[DATA FOR THIS TASK Boundary: Start]

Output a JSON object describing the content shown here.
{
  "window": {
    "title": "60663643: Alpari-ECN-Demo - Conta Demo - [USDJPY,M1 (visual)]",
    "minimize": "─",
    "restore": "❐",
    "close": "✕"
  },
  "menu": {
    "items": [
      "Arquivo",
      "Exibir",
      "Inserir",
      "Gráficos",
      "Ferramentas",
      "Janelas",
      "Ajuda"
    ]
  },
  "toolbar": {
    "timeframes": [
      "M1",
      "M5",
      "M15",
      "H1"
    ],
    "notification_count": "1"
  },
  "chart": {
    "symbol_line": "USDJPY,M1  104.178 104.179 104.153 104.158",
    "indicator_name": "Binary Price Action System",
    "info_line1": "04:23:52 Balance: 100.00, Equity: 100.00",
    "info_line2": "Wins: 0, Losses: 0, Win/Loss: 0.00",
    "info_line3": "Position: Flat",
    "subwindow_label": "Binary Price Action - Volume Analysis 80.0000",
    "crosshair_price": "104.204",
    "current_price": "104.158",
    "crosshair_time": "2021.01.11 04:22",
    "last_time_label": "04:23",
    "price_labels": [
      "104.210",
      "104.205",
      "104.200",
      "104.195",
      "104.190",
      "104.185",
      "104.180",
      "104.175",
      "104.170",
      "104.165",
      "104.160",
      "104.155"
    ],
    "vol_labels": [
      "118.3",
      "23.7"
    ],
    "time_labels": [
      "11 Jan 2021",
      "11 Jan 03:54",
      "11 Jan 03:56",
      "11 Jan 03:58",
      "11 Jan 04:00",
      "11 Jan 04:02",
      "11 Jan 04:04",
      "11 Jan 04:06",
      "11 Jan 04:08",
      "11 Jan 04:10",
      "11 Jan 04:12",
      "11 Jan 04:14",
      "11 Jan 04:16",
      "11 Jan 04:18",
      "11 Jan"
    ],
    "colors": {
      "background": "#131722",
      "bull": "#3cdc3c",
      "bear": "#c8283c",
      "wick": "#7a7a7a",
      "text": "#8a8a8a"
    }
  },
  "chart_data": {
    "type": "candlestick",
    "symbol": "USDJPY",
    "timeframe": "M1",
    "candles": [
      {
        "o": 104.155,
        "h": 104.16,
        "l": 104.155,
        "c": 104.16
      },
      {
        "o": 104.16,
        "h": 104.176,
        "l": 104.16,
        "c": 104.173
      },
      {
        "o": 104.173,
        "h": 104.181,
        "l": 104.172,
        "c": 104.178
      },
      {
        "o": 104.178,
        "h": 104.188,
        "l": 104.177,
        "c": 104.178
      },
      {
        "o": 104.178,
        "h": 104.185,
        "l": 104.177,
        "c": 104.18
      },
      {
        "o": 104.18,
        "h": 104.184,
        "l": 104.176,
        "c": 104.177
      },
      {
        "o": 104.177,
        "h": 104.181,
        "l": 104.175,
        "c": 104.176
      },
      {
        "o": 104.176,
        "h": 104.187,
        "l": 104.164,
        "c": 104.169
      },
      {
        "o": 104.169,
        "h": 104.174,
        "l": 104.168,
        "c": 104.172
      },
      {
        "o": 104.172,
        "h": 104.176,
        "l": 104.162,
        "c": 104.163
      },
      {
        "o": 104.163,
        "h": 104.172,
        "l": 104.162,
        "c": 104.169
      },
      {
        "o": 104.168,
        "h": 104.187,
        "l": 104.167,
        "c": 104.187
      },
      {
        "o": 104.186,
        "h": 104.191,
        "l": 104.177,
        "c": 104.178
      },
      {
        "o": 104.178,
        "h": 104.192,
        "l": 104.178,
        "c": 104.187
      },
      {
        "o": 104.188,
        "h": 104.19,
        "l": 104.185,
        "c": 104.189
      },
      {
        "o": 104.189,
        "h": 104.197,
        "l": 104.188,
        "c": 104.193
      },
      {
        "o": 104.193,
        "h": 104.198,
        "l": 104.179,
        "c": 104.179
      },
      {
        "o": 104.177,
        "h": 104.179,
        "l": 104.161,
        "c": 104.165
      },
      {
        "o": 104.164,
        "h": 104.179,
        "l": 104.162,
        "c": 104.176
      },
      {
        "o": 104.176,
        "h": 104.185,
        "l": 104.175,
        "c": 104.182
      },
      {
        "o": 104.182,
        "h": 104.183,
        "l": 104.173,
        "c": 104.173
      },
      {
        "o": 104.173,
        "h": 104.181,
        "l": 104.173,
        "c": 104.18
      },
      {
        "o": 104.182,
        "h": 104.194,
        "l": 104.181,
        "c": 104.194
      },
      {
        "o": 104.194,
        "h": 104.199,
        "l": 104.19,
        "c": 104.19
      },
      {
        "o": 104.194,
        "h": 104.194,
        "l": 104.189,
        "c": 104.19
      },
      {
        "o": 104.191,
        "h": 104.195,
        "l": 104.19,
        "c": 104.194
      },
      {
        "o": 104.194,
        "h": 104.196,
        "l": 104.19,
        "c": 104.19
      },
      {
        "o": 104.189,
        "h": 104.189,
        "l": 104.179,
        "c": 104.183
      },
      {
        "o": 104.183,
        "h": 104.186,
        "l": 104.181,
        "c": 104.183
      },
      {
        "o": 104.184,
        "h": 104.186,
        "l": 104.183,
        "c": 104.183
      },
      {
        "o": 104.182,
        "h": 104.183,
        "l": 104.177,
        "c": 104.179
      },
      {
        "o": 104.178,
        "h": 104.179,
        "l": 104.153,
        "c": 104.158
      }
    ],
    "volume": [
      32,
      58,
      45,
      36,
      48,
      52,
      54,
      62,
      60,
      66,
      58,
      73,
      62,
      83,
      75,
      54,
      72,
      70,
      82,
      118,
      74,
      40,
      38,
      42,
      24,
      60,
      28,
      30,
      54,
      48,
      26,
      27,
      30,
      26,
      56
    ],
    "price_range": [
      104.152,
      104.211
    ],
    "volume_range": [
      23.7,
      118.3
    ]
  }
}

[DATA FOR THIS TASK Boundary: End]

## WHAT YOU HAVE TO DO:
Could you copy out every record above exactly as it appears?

## RESPONSE TO THIS EXERCISE:
Output a JSON object describing the content shown here.
{
  "window": {
    "title": "60663643: Alpari-ECN-Demo - Conta Demo - [USDJPY,M1 (visual)]",
    "minimize": "─",
    "restore": "❐",
    "close": "✕"
  },
  "menu": {
    "items": [
      "Arquivo",
      "Exibir",
      "Inserir",
      "Gráficos",
      "Ferramentas",
      "Janelas",
      "Ajuda"
    ]
  },
  "toolbar": {
    "timeframes": [
      "M1",
      "M5",
      "M15",
      "H1"
    ],
    "notification_count": "1"
  },
  "chart": {
    "symbol_line": "USDJPY,M1  104.178 104.179 104.153 104.158",
    "indicator_name": "Binary Price Action System",
    "info_line1": "04:23:52 Balance: 100.00, Equity: 100.00",
    "info_line2": "Wins: 0, Losses: 0, Win/Loss: 0.00",
    "info_line3": "Position: Flat",
    "subwindow_label": "Binary Price Action - Volume Analysis 80.0000",
    "crosshair_price": "104.204",
    "current_price": "104.158",
    "crosshair_time": "2021.01.11 04:22",
    "last_time_label": "04:23",
    "price_labels": [
      "104.210",
      "104.205",
      "104.200",
      "104.195",
      "104.190",
      "104.185",
      "104.180",
      "104.175",
      "104.170",
      "104.165",
      "104.160",
      "104.155"
    ],
    "vol_labels": [
      "118.3",
      "23.7"
    ],
    "time_labels": [
      "11 Jan 2021",
      "11 Jan 03:54",
      "11 Jan 03:56",
      "11 Jan 03:58",
      "11 Jan 04:00",
      "11 Jan 04:02",
      "11 Jan 04:04",
      "11 Jan 04:06",
      "11 Jan 04:08",
      "11 Jan 04:10",
      "11 Jan 04:12",
      "11 Jan 04:14",
      "11 Jan 04:16",
      "11 Jan 04:18",
      "11 Jan"
    ],
    "colors": {
      "background": "#131722",
      "bull": "#3cdc3c",
      "bear": "#c8283c",
      "wick": "#7a7a7a",
      "text": "#8a8a8a"
    }
  },
  "chart_data": {
    "type": "candlestick",
    "symbol": "USDJPY",
    "timeframe": "M1",
    "candles": [
      {
        "o": 104.155,
        "h": 104.16,
        "l": 104.155,
        "c": 104.16
      },
      {
        "o": 104.16,
        "h": 104.176,
        "l": 104.16,
        "c": 104.173
      },
      {
        "o": 104.173,
        "h": 104.181,
        "l": 104.172,
        "c": 104.178
      },
      {
        "o": 104.178,
        "h": 104.188,
        "l": 104.177,
        "c": 104.178
      },
      {
        "o": 104.178,
        "h": 104.185,
        "l": 104.177,
        "c": 104.18
      },
      {
        "o": 104.18,
        "h": 104.184,
        "l": 104.176,
        "c": 104.177
      },
      {
        "o": 104.177,
        "h": 104.181,
        "l": 104.175,
        "c": 104.176
      },
      {
        "o": 104.176,
        "h": 104.187,
        "l": 104.164,
        "c": 104.169
      },
      {
        "o": 104.169,
        "h": 104.174,
        "l": 104.168,
        "c": 104.172
      },
      {
        "o": 104.172,
        "h": 104.176,
        "l": 104.162,
        "c": 104.163
      },
      {
        "o": 104.163,
        "h": 104.172,
        "l": 104.162,
        "c": 104.169
      },
      {
        "o": 104.168,
        "h": 104.187,
        "l": 104.167,
        "c": 104.187
      },
      {
        "o": 104.186,
        "h": 104.191,
        "l": 104.177,
        "c": 104.178
      },
      {
        "o": 104.178,
        "h": 104.192,
        "l": 104.178,
        "c": 104.187
      },
      {
        "o": 104.188,
        "h": 104.19,
        "l": 104.185,
        "c": 104.189
      },
      {
        "o": 104.189,
        "h": 104.197,
        "l": 104.188,
        "c": 104.193
      },
      {
        "o": 104.193,
        "h": 104.198,
        "l": 104.179,
        "c": 104.179
      },
      {
        "o": 104.177,
        "h": 104.179,
        "l": 104.161,
        "c": 104.165
      },
      {
        "o": 104.164,
        "h": 104.179,
        "l": 104.162,
        "c": 104.176
      },
      {
        "o": 104.176,
        "h": 104.185,
        "l": 104.175,
        "c": 104.182
      },
      {
        "o": 104.182,
        "h": 104.183,
        "l": 104.173,
        "c": 104.173
      },
      {
        "o": 104.173,
        "h": 104.181,
        "l": 104.173,
        "c": 104.18
      },
      {
        "o": 104.182,
        "h": 104.194,
        "l": 104.181,
        "c": 104.194
      },
      {
        "o": 104.194,
        "h": 104.199,
        "l": 104.19,
        "c": 104.19
      },
      {
        "o": 104.194,
        "h": 104.194,
        "l": 104.189,
        "c": 104.19
      },
      {
        "o": 104.191,
        "h": 104.195,
        "l": 104.19,
        "c": 104.194
      },
      {
        "o": 104.194,
        "h": 104.196,
        "l": 104.19,
        "c": 104.19
      },
      {
        "o": 104.189,
        "h": 104.189,
        "l": 104.179,
        "c": 104.183
      },
      {
        "o": 104.183,
        "h": 104.186,
        "l": 104.181,
        "c": 104.183
      },
      {
        "o": 104.184,
        "h": 104.186,
        "l": 104.183,
        "c": 104.183
      },
      {
        "o": 104.182,
        "h": 104.183,
        "l": 104.177,
        "c": 104.179
      },
      {
        "o": 104.178,
        "h": 104.179,
        "l": 104.153,
        "c": 104.158
      }
    ],
    "volume": [
      32,
      58,
      45,
      36,
      48,
      52,
      54,
      62,
      60,
      66,
      58,
      73,
      62,
      83,
      75,
      54,
      72,
      70,
      82,
      118,
      74,
      40,
      38,
      42,
      24,
      60,
      28,
      30,
      54,
      48,
      26,
      27,
      30,
      26,
      56
    ],
    "price_range": [
      104.152,
      104.211
    ],
    "volume_range": [
      23.7,
      118.3
    ]
  }
}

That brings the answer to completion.